The purpose of this investigation was to assess the effects of two cooperative learning strategies in physical education on academic learning time in physical education (ALT-PE), the percentage of correct trials, the total number of trials and correct trials, and social behavior. Specifically, two cooperative learning strategies, Performer and Coach Earn Rewards (PACER) and Jigsaw II-PE, respectively, were implemented in two sixth-grade physical education classes. Eight participants (two males and two females in each study) participated. Data for each study were collected for 18 days. An A-B-A-B withdrawal design was used in each study to assess the effects of PACER and Jigsaw II-PE, respectively. Interobserver agreement mean in PACER for trials was 91.4% (90.2–92.9%), ALT-PE was 90.7% (85.0–100%), for social behavior 82.4% (74.7–96.1%), and 98.2% (95.0–100%) for social duration. Interobserver agreement mean in Jigsaw 11-PE for trials was 92.6% (92.0–93.4%), ALT-PE was 93.4% (88.5–100%), for social behavior 90.0% (83.7–100%), and 97.5% (94–100%) for social duration. In each study, treatment integrity of the teacher was 100%. No functional relationship was found between the independent variable and ALT-PE, therefore neither PACER nor Jigsaw II-PE was more time consuming than traditional instruction. Thus time for student learning was not impeded. Functional relationships were demonstrated in both PACER and Jigsaw II-PE for the percentage of correct trials for all participants. PACER and Jigsaw II-PE each showed gender effects, in that low-skilled students performed as well as their average and high skilled counterparts. A functional relationship was found for the total number of trials and correct trials for Jigsaw II-PE, however not for PACER due to overlapping data points. A functional relationship was found for both PACER and Jigsaw II-PE with social duration, but not frequency of social interaction. This investigation provides the first functional assessment of two cooperative learning strategies designed for physical education. ^

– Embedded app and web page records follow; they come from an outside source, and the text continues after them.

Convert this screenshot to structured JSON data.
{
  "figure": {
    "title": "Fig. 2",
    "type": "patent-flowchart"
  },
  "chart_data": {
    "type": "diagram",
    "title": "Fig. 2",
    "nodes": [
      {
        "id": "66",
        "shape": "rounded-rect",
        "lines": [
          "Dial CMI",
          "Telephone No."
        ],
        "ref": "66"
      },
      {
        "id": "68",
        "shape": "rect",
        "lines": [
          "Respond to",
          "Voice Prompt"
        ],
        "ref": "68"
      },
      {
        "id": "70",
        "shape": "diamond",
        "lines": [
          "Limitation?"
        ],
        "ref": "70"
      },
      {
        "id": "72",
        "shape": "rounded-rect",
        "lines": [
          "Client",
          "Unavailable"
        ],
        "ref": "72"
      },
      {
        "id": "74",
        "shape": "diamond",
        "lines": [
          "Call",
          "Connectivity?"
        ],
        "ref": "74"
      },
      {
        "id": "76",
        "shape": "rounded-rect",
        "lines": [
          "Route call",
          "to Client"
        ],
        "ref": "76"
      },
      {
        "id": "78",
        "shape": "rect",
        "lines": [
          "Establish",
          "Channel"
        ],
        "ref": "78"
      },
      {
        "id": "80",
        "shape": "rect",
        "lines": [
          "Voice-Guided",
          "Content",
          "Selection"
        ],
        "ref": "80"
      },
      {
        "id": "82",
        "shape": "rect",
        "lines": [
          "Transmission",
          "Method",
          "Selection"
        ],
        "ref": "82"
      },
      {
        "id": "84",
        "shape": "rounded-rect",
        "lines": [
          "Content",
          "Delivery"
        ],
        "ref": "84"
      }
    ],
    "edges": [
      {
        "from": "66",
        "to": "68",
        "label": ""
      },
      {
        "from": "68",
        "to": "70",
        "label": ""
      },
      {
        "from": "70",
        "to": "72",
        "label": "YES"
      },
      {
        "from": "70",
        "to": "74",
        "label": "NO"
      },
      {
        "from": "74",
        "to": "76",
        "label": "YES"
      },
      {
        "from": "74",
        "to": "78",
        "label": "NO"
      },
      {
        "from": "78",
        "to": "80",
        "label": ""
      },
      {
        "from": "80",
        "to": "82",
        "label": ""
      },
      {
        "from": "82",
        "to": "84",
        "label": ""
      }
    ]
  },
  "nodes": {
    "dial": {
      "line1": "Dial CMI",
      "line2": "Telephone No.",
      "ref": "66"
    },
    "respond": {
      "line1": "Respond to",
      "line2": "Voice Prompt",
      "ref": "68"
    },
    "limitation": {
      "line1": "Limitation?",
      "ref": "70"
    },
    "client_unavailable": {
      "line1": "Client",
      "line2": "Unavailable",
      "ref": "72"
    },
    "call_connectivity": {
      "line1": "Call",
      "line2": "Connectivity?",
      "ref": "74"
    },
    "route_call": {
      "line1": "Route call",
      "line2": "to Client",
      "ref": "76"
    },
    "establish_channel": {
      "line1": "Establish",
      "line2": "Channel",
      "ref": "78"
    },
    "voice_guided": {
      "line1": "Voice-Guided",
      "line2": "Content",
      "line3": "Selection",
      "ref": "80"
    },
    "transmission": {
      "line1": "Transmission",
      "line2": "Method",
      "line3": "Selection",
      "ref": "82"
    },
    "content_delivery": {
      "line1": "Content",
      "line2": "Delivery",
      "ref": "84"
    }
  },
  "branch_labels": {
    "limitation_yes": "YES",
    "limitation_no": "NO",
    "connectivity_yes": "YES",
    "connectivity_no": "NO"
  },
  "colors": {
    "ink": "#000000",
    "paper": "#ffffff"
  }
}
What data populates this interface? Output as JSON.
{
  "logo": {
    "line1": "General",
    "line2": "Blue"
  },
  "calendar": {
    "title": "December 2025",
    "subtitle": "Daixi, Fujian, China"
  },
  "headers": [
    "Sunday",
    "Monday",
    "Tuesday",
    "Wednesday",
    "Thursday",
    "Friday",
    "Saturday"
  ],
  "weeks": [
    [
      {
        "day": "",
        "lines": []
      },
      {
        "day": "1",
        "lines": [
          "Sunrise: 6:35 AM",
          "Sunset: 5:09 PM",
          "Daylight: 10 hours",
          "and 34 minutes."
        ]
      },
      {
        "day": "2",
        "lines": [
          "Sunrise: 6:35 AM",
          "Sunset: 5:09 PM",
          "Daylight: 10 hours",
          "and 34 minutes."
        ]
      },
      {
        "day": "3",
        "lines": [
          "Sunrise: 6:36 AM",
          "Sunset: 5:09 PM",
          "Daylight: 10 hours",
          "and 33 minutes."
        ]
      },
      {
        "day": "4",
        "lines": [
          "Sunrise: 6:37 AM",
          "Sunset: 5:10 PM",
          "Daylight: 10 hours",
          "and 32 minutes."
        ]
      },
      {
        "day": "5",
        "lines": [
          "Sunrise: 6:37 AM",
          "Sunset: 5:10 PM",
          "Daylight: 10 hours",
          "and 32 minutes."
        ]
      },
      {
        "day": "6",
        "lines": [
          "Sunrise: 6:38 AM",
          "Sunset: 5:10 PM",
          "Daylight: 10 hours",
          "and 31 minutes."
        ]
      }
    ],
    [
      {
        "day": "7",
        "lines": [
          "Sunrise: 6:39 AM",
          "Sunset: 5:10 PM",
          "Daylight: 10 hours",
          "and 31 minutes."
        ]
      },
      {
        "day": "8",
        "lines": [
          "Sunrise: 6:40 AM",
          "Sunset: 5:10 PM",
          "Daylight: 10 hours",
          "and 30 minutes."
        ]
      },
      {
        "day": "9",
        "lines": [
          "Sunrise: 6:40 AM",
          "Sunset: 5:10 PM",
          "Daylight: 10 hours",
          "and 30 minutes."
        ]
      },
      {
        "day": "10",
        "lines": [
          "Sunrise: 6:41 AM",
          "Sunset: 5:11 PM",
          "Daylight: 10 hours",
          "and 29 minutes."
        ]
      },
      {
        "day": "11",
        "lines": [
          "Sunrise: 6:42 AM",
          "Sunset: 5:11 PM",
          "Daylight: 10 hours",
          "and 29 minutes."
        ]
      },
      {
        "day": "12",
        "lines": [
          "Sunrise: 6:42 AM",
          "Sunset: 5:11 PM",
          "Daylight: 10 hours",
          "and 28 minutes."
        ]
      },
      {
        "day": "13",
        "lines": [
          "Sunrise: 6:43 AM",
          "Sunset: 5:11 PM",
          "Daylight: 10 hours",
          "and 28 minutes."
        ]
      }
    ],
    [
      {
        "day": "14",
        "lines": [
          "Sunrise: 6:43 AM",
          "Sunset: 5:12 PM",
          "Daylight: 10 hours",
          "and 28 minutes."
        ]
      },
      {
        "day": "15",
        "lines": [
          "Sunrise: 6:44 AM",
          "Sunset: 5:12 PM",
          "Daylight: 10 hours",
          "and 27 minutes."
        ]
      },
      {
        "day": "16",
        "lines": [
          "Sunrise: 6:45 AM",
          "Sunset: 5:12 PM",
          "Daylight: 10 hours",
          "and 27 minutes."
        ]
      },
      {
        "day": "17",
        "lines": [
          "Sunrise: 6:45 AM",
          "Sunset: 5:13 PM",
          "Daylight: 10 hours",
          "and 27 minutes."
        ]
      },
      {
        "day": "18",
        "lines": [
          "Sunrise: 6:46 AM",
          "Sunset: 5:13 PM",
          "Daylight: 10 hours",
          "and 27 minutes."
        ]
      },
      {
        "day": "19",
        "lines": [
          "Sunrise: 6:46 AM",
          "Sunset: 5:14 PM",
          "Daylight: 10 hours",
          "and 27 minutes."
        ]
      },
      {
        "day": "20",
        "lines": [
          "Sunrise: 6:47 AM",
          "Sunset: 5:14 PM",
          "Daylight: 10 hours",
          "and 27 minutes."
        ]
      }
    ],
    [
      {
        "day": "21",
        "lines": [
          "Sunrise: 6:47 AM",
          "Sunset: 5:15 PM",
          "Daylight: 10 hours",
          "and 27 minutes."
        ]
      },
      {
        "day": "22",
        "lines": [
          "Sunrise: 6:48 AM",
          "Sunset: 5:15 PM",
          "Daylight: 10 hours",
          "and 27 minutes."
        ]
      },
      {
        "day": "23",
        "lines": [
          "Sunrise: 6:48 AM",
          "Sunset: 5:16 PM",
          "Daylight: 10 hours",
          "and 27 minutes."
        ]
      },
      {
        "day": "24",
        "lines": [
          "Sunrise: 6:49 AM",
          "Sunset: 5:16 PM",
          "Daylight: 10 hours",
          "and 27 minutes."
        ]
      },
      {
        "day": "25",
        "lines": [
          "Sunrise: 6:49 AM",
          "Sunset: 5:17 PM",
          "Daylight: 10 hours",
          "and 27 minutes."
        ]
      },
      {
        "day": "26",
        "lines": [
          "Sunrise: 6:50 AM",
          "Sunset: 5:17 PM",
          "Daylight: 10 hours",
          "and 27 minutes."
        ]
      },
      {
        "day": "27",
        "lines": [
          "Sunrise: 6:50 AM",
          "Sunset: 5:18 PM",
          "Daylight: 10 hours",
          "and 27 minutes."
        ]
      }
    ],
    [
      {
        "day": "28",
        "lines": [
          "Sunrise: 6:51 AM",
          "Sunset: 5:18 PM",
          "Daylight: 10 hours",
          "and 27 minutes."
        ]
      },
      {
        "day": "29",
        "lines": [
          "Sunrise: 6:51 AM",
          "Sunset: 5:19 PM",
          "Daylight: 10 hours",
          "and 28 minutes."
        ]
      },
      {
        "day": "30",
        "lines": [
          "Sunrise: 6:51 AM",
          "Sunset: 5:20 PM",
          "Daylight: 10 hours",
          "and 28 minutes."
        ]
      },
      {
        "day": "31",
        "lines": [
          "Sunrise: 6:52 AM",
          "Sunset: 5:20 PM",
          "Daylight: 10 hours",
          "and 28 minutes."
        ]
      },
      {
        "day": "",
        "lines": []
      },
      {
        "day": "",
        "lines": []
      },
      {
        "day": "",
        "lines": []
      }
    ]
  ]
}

Education, Physical|Education, Educational Psychology|Education, Teacher Training
Barrett, Timothy Matthew, "Effects of two cooperative learning strategies on academic learning time, student performance, and social behavior of sixth -grade physical education students" (2000). ETD collection for University of Nebraska - Lincoln. AAI9973585.